Another troubling aspect of Korean Evangelism is its propensity to focus on out-reach efforts at the expense of providing social services to the community at large. Usually most mainstream churches divide their efforts between reaching potential members and providing service to the existing membership. Korean Evangelism, as demonstrated by many churches here, is different in that many churches place a greater emphasis upon missionary-style outreach that is focused upon increasing church membership. This outreach/missionary effort is so extensive that it has raised the concerns of several nations, such as Turkey, whose intelligence agencies have concluded that Christian missionary activities inside the country have a second motive, parallel to their spread of Christian propaganda. One recent report states that “. . . missionaries ‘cover Turkey like a spider’s web,‘ the report accuses them of focusing on sensitive regions of the country and using the cover of “faith tourism” to target lower-income citizens, youth, children and women. According to the report, the majority of foreign missionaries come from South Korea (number one), the United States, England, New Zealand, Australia, Germany, Sweden and Romania. (cite)
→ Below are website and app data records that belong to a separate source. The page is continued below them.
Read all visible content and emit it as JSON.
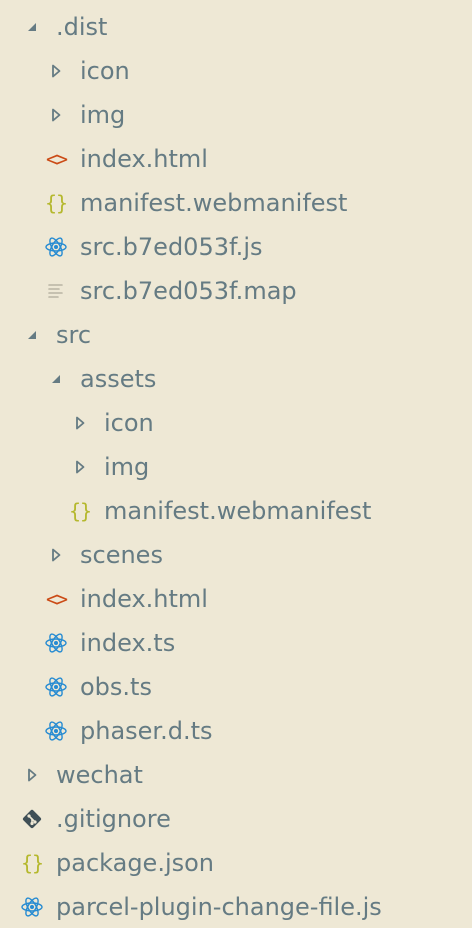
{
  "explorer": {
    "items": [
      {
        "label": ".dist",
        "icon": "chevron-down-icon"
      },
      {
        "label": "icon",
        "icon": "chevron-right-icon"
      },
      {
        "label": "img",
        "icon": "chevron-right-icon"
      },
      {
        "label": "index.html",
        "icon": "html-file-icon"
      },
      {
        "label": "manifest.webmanifest",
        "icon": "json-file-icon"
      },
      {
        "label": "src.b7ed053f.js",
        "icon": "react-file-icon"
      },
      {
        "label": "src.b7ed053f.map",
        "icon": "text-file-icon"
      },
      {
        "label": "src",
        "icon": "chevron-down-icon"
      },
      {
        "label": "assets",
        "icon": "chevron-down-icon"
      },
      {
        "label": "icon",
        "icon": "chevron-right-icon"
      },
      {
        "label": "img",
        "icon": "chevron-right-icon"
      },
      {
        "label": "manifest.webmanifest",
        "icon": "json-file-icon"
      },
      {
        "label": "scenes",
        "icon": "chevron-right-icon"
      },
      {
        "label": "index.html",
        "icon": "html-file-icon"
      },
      {
        "label": "index.ts",
        "icon": "react-file-icon"
      },
      {
        "label": "obs.ts",
        "icon": "react-file-icon"
      },
      {
        "label": "phaser.d.ts",
        "icon": "react-file-icon"
      },
      {
        "label": "wechat",
        "icon": "chevron-right-icon"
      },
      {
        "label": ".gitignore",
        "icon": "git-icon"
      },
      {
        "label": "package.json",
        "icon": "json-file-icon"
      },
      {
        "label": "parcel-plugin-change-file.js",
        "icon": "react-file-icon"
      }
    ]
  },
  "colors": {
    "background": "#eee8d5",
    "text": "#657b83",
    "chevron": "#657b83",
    "html_icon": "#cb4b16",
    "json_icon": "#b5b82e",
    "react_icon": "#268bd2",
    "text_icon": "#b9b4a3",
    "git_icon": "#3f4f56"
  }
}
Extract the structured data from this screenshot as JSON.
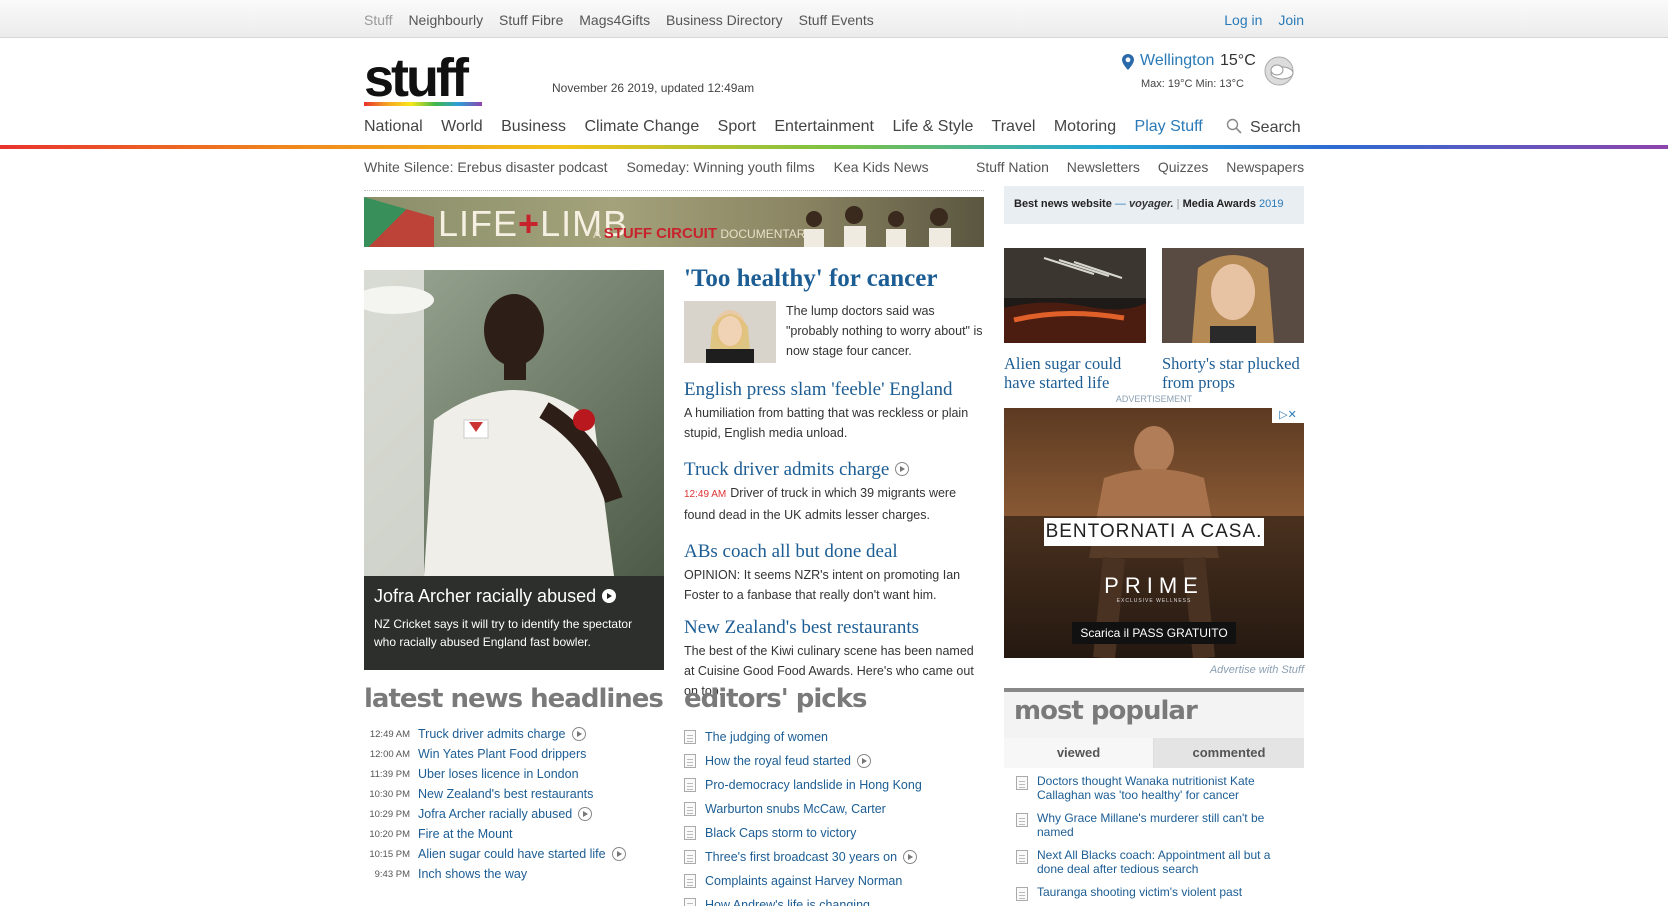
{
  "topbar": {
    "links": [
      "Stuff",
      "Neighbourly",
      "Stuff Fibre",
      "Mags4Gifts",
      "Business Directory",
      "Stuff Events"
    ],
    "login": "Log in",
    "join": "Join"
  },
  "header": {
    "logo": "stuff",
    "dateline": "November 26 2019, updated 12:49am"
  },
  "weather": {
    "city": "Wellington",
    "temp": "15°C",
    "minmax": "Max: 19°C  Min: 13°C",
    "icon": "partly-cloudy-icon"
  },
  "nav": {
    "items": [
      "National",
      "World",
      "Business",
      "Climate Change",
      "Sport",
      "Entertainment",
      "Life & Style",
      "Travel",
      "Motoring",
      "Play Stuff"
    ],
    "search": "Search"
  },
  "subnav": {
    "left": [
      "White Silence: Erebus disaster podcast",
      "Someday: Winning youth films",
      "Kea Kids News"
    ],
    "right": [
      "Stuff Nation",
      "Newsletters",
      "Quizzes",
      "Newspapers"
    ]
  },
  "banner": {
    "title_a": "LIFE",
    "title_plus": "+",
    "title_b": "LIMB",
    "sub_a": "A",
    "sub_brand": "STUFF CIRCUIT",
    "sub_b": "DOCUMENTARY"
  },
  "award": {
    "left": "Best news website",
    "sponsor": "voyager.",
    "right": "Media Awards",
    "year": "2019"
  },
  "lead": {
    "headline": "Jofra Archer racially abused",
    "summary": "NZ Cricket says it will try to identify the spectator who racially abused England fast bowler."
  },
  "main_story": {
    "headline": "'Too healthy' for cancer",
    "summary": "The lump doctors said was \"probably nothing to worry about\" is now stage four cancer."
  },
  "stories": [
    {
      "headline": "English press slam 'feeble' England",
      "time": "",
      "summary": "A humiliation from batting that was reckless or plain stupid, English media unload."
    },
    {
      "headline": "Truck driver admits charge",
      "time": "12:49 AM",
      "summary": "Driver of truck in which 39 migrants were found dead in the UK admits lesser charges."
    },
    {
      "headline": "ABs coach all but done deal",
      "time": "",
      "summary": "OPINION: It seems NZR's intent on promoting Ian Foster to a fanbase that really don't want him."
    },
    {
      "headline": "New Zealand's best restaurants",
      "time": "",
      "summary": "The best of the Kiwi culinary scene has been named at Cuisine Good Food Awards. Here's who came out on top."
    }
  ],
  "right_thumbs": [
    {
      "headline": "Alien sugar could have started life"
    },
    {
      "headline": "Shorty's star plucked from props"
    }
  ],
  "ad": {
    "label": "ADVERTISEMENT",
    "slogan": "BENTORNATI A CASA.",
    "brand": "PRIME",
    "brand_sub": "EXCLUSIVE WELLNESS",
    "cta": "Scarica il PASS GRATUITO",
    "advertise": "Advertise with Stuff"
  },
  "latest": {
    "title": "latest news headlines",
    "items": [
      {
        "time": "12:49 AM",
        "label": "Truck driver admits charge"
      },
      {
        "time": "12:00 AM",
        "label": "Win Yates Plant Food drippers"
      },
      {
        "time": "11:39 PM",
        "label": "Uber loses licence in London"
      },
      {
        "time": "10:30 PM",
        "label": "New Zealand's best restaurants"
      },
      {
        "time": "10:29 PM",
        "label": "Jofra Archer racially abused"
      },
      {
        "time": "10:20 PM",
        "label": "Fire at the Mount"
      },
      {
        "time": "10:15 PM",
        "label": "Alien sugar could have started life"
      },
      {
        "time": "9:43 PM",
        "label": "Inch shows the way"
      }
    ]
  },
  "picks": {
    "title": "editors' picks",
    "items": [
      "The judging of women",
      "How the royal feud started",
      "Pro-democracy landslide in Hong Kong",
      "Warburton snubs McCaw, Carter",
      "Black Caps storm to victory",
      "Three's first broadcast 30 years on",
      "Complaints against Harvey Norman",
      "How Andrew's life is changing"
    ]
  },
  "most_popular": {
    "title": "most popular",
    "tab_viewed": "viewed",
    "tab_commented": "commented",
    "items": [
      "Doctors thought Wanaka nutritionist Kate Callaghan was 'too healthy' for cancer",
      "Why Grace Millane's murderer still can't be named",
      "Next All Blacks coach: Appointment all but a done deal after tedious search",
      "Tauranga shooting victim's violent past"
    ]
  },
  "colors": {
    "link": "#1c5d94",
    "accent": "#2a7ab8",
    "timestamp_red": "#dd3333"
  }
}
As reported in a June 11th article in the Cumhuriyet newspaper, Turkish authorities believe that foreign missionaries are also promoting ethnic divisions, particularly among the Kurds.
Obviously, the incoming South Korean president will need to cultivate respectful and intelligent relations between all religions in Korea, especially when some want to force ideological issues upon governance and cultural policy. The government should be above factionalism of any sort and seeing how this is also a concern of the president-elect, she may be able to set a better example in these issues. Putting a curb on “faith tourism” efforts might be a good idea too since the Republic of Korea does wish to maintain good relations with all governments and does not need to their policies sabotaged by malefic ignorance. Perhaps the government badly needs to perform their own outreach efforts towards the evangelical community so as to educate them to understand the value in knowing their culture and history.
Note: Some further background reading material regarding the history of Protestant evangelism in Korea: The Origin and Characteristics of Evangelical Protestantism in Korea at the Turn of the Twentieth Century,
Dae Young Ryu, and the wiki article for Christianity in Korea, though it is short.